Toward end-to-end customer engagement
Solar companies are also building out integrated software stacks that improve the customer experience. Digital tools help streamline the project development process, from sales to installation and system management.
The growing customer demand for residential batteries makes digitisation capabilities all the more important. As solar-plus-storage systems become increasingly popular in the residential sector, home energy monitoring technology has accelerated as well. Advanced software offers homeowners a better understanding of their energy generation and storage systems, and more nuanced control of their home energy usage.
Digital deployment during Covid-19
When the coronavirus pandemic first hit, many solar asset owners scaled back on new investments, especially in digital tools, prognostics and proactive maintenance. However, as the solar industry continued to navigate the pandemic, many asset owners began to find opportunities to accelerate the deployment of digital technologies.
We have seen three different trends emerge:
1. Investments to improve operational practices
Some operators are leveraging digital technologies to adapt their workflows to the constraints imposed by the pandemic, building remote operating capabilities and renewing their focus on self-operating technologies.
2. Portfolio divestment
Digitising a renewable portfolio is one of the fastest ways to boost value for asset owners.
3. Stimulus-driven investment
Some solar asset owners are taking advantage of government ‘green stimulus’ funding to boost their investment in digital tools.
For more on the future of the solar industry, read Total eclipse: How falling costs will secure solar’s dominance in power.
Find out more
Fill in the form at the top of the page for a complimentary copy of our presentation slides, which includes charts and tables on:
- ~60% of the PV O&M value chain is ripe for digital disruption

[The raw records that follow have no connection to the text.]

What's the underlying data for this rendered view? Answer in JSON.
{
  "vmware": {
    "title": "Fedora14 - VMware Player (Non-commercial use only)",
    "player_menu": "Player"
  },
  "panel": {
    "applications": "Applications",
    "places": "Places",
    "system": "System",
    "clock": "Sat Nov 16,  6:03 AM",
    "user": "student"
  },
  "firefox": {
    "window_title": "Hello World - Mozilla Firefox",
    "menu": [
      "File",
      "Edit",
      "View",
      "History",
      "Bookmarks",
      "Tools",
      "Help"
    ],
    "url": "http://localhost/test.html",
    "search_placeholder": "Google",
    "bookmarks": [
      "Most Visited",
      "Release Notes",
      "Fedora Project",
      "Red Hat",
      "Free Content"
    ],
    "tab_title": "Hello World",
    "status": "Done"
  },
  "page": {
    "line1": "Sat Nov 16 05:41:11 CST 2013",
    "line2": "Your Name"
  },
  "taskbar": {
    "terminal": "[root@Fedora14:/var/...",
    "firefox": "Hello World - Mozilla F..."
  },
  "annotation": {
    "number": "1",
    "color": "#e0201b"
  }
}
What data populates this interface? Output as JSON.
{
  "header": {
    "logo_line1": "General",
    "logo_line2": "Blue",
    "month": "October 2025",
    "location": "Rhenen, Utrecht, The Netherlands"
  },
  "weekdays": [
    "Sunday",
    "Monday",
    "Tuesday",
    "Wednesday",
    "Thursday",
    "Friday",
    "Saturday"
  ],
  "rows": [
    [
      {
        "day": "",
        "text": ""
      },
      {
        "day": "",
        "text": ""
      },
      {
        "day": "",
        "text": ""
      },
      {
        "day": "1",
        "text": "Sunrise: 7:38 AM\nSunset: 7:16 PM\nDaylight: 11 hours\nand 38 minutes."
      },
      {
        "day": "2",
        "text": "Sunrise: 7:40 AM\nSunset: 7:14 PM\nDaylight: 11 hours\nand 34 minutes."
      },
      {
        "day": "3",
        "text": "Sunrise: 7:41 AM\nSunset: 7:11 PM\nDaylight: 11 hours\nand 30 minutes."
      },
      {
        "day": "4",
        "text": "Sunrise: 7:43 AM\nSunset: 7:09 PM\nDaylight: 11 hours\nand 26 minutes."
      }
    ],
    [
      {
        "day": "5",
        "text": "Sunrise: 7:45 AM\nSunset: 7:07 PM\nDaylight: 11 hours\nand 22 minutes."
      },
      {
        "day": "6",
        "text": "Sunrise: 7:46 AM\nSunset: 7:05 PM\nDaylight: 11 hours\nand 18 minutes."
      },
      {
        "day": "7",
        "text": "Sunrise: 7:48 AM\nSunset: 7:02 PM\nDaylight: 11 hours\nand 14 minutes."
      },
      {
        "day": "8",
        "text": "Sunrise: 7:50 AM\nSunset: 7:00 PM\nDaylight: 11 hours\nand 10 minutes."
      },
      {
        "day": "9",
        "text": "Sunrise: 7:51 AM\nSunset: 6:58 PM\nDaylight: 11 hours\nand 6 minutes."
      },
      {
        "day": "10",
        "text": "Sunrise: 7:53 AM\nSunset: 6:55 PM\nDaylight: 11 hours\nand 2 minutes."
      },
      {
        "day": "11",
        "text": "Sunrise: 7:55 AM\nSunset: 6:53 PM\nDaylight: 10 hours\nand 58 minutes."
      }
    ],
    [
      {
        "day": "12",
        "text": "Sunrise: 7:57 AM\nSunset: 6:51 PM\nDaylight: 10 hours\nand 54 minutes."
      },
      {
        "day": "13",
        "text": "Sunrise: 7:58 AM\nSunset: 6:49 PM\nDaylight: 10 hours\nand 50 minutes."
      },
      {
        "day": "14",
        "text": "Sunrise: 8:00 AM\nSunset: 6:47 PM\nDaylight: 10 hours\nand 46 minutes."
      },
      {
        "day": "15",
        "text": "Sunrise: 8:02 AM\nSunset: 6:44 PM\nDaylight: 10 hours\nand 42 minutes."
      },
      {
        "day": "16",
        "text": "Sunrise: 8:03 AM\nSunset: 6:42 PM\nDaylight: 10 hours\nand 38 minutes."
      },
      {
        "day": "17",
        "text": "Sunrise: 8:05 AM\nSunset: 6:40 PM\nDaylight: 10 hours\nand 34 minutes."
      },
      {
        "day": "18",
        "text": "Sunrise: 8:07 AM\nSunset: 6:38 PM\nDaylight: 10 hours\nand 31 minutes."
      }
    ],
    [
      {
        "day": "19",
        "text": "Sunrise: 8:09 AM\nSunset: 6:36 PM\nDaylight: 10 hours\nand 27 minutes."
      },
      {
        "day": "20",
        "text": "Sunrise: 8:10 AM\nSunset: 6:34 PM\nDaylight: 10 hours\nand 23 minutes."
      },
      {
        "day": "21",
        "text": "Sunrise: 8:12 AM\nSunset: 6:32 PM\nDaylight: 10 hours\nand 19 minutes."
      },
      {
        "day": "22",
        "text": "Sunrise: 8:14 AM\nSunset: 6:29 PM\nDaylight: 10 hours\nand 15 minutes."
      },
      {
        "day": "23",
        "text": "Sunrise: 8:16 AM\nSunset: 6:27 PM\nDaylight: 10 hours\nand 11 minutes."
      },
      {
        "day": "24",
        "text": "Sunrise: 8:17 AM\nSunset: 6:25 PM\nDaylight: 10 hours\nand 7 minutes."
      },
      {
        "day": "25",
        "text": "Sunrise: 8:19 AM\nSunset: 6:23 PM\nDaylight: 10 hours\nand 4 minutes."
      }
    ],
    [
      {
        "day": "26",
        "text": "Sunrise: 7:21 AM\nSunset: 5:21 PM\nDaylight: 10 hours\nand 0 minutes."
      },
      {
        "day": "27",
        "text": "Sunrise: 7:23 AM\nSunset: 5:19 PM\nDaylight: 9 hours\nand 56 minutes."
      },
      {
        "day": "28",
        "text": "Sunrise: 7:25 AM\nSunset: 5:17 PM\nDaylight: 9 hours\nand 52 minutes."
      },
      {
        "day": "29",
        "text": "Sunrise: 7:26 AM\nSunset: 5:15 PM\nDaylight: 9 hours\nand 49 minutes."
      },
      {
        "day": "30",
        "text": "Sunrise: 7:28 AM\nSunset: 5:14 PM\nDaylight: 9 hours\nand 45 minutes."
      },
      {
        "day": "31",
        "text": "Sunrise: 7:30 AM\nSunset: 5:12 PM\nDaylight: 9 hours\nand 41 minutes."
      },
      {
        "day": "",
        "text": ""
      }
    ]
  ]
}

- End-to-end digital platforms – not yet a reality in the solar industry
- How coronavirus is accelerating some digital deployments in the renewable energy space